Give back every record word for word, keeping the pictures out.
+===+
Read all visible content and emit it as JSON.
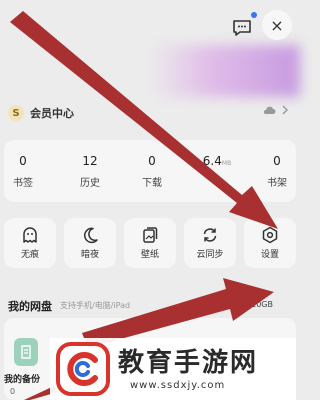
{
  "header": {
    "message_icon": "message-icon",
    "close_icon": "close-icon",
    "close_glyph": "×"
  },
  "vip": {
    "badge": "S",
    "label": "会员中心"
  },
  "stats": [
    {
      "value": "0",
      "unit": "",
      "label": "书签"
    },
    {
      "value": "12",
      "unit": "",
      "label": "历史"
    },
    {
      "value": "0",
      "unit": "",
      "label": "下载"
    },
    {
      "value": "6.4",
      "unit": "MB",
      "label": ""
    },
    {
      "value": "0",
      "unit": "",
      "label": "书架"
    }
  ],
  "tools": [
    {
      "icon": "ghost-icon",
      "label": "无痕"
    },
    {
      "icon": "moon-icon",
      "label": "暗夜"
    },
    {
      "icon": "wallpaper-icon",
      "label": "壁纸"
    },
    {
      "icon": "sync-icon",
      "label": "云同步"
    },
    {
      "icon": "settings-icon",
      "label": "设置"
    }
  ],
  "disk": {
    "title": "我的网盘",
    "subtitle": "支持手机/电脑/iPad",
    "storage": "6.4GB/10GB",
    "backup_label": "我的备份",
    "backup_count": "0"
  },
  "watermark": {
    "title": "教育手游网",
    "url": "www.ssdxjy.com"
  },
  "colors": {
    "background": "#ececec",
    "card": "#f6f6f6",
    "arrow": "#a83030",
    "accent": "#3b74f0"
  }
}
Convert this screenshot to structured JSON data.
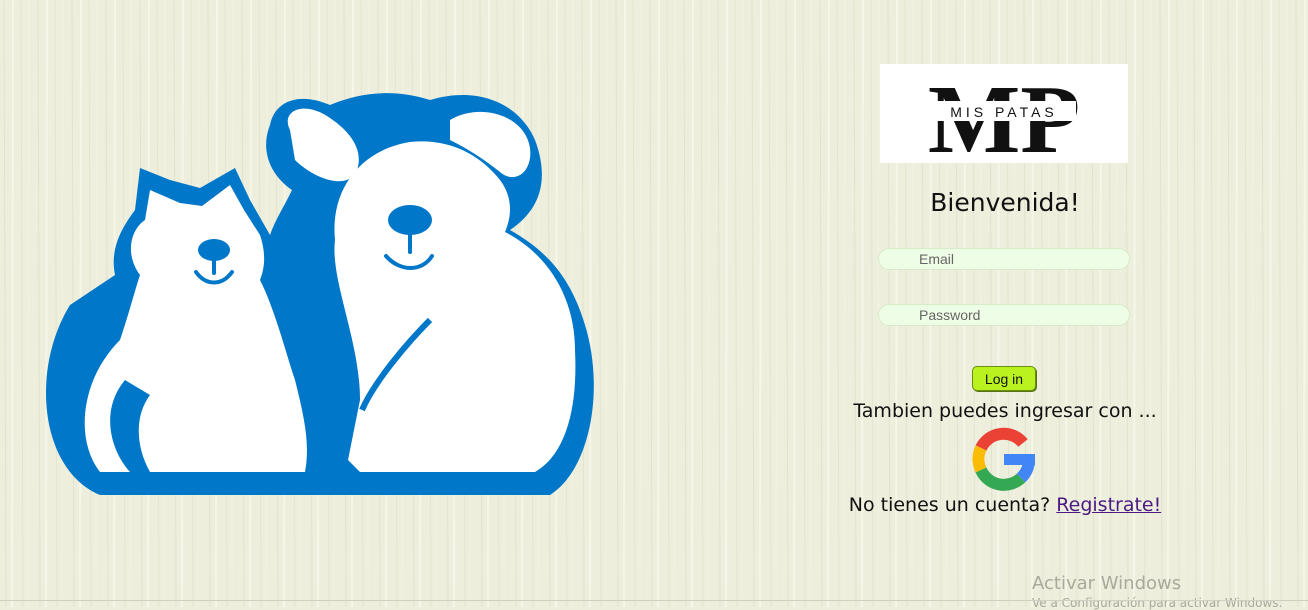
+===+
__Final answer__.
Read all visible content and emit it as JSON.
{
  "header": {
    "message_icon": "message-icon",
    "close_icon": "close-icon",
    "close_glyph": "×"
  },
  "vip": {
    "badge": "S",
    "label": "会员中心"
  },
  "stats": [
    {
      "value": "0",
      "unit": "",
      "label": "书签"
    },
    {
      "value": "12",
      "unit": "",
      "label": "历史"
    },
    {
      "value": "0",
      "unit": "",
      "label": "下载"
    },
    {
      "value": "6.4",
      "unit": "MB",
      "label": ""
    },
    {
      "value": "0",
      "unit": "",
      "label": "书架"
    }
  ],
  "tools": [
    {
      "icon": "ghost-icon",
      "label": "无痕"
    },
    {
      "icon": "moon-icon",
      "label": "暗夜"
    },
    {
      "icon": "wallpaper-icon",
      "label": "壁纸"
    },
    {
      "icon": "sync-icon",
      "label": "云同步"
    },
    {
      "icon": "settings-icon",
      "label": "设置"
    }
  ],
  "disk": {
    "title": "我的网盘",
    "subtitle": "支持手机/电脑/iPad",
    "storage": "6.4GB/10GB",
    "backup_label": "我的备份",
    "backup_count": "0"
  },
  "watermark": {
    "title": "教育手游网",
    "url": "www.ssdxjy.com"
  },
  "colors": {
    "background": "#ececec",
    "card": "#f6f6f6",
    "arrow": "#a83030",
    "accent": "#3b74f0"
  }
}
Convert this screenshot to structured JSON data.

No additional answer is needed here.